Following the announcement by Arthur Andersen to allow its staff to wear smart casual clothing, the opportunity to witness the new directive first hand was too much to turn down. TS was invited to attend an Andersens’ press conference where, on arrival, a raft of media and the firm’s officials were gathered around a variety of nibbles and hot beverages. As this was the first event your favourite read had been invited to by the firm since the announcement, we were unsure of the correct dress code, so took the radical decision to not wear a tie. Luckily, the majority of Andersens appeared to have got into the swing of the new dress code and the distinct lack of ties throughout the room was visible for all to see. Speakers including partner Keith Stone and John Tiner, head of business consulting, were indeed tieless while polo neck shirts and jackets appeared to be the early fashion favourite among their colleagues. One Andersens insider, who did not want to be named for fear of being arrested by the fashion police, revealed the unofficial Andersens’ guide to casual dressing. He disclosed: ‘The key to dressing down is to look casual but at the same time not make your colleagues look like they have overdressed.’ TS assumes that means the white tie and tails should not make an entrance at the office and for all the ladies – those ball gowns need to stay at the back of the wardrobe (especially if it’s like our good friend Christine Hamilton’s, pictured). Sounds confusing – surely life was simpler at Andersens when everyone stuck to wearing a suit.

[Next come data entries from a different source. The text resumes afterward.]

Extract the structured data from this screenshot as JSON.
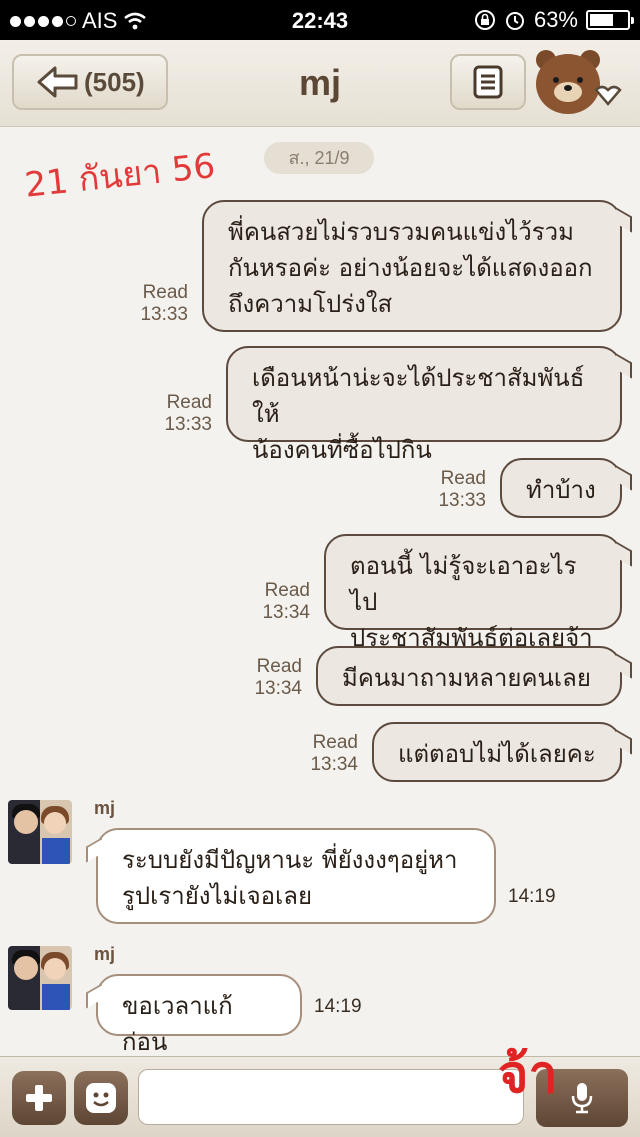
{
  "status_bar": {
    "carrier": "AIS",
    "time": "22:43",
    "battery": "63%",
    "battery_level": 0.63
  },
  "header": {
    "unread_count": "(505)",
    "title": "mj"
  },
  "chat": {
    "date": "ส., 21/9",
    "annotation": "21 กันยา 56",
    "outgoing": [
      {
        "status": "Read",
        "time": "13:33",
        "text": "พี่คนสวยไม่รวบรวมคนแข่งไว้รวม\nกันหรอค่ะ อย่างน้อยจะได้แสดงออก\nถึงความโปร่งใส"
      },
      {
        "status": "Read",
        "time": "13:33",
        "text": "เดือนหน้าน่ะจะได้ประชาสัมพันธ์ให้\nน้องคนที่ซื้อไปกิน"
      },
      {
        "status": "Read",
        "time": "13:33",
        "text": "ทำบ้าง"
      },
      {
        "status": "Read",
        "time": "13:34",
        "text": "ตอนนี้ ไม่รู้จะเอาอะไรไป\nประชาสัมพันธ์ต่อเลยจ้า"
      },
      {
        "status": "Read",
        "time": "13:34",
        "text": "มีคนมาถามหลายคนเลย"
      },
      {
        "status": "Read",
        "time": "13:34",
        "text": "แต่ตอบไม่ได้เลยคะ"
      }
    ],
    "incoming": [
      {
        "sender": "mj",
        "time": "14:19",
        "text": "ระบบยังมีปัญหานะ พี่ยังงงๆอยู่หา\nรูปเรายังไม่เจอเลย"
      },
      {
        "sender": "mj",
        "time": "14:19",
        "text": "ขอเวลาแก้ก่อน"
      }
    ]
  },
  "input_bar": {
    "overlay_text": "จ้า"
  },
  "colors": {
    "accent": "#5e4635",
    "bubble_out": "#ece7e0",
    "annotation": "#e23a3a"
  }
}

TS bets there will be ‘global clothing adviser’ positions going soon at the Big Five.

Related reading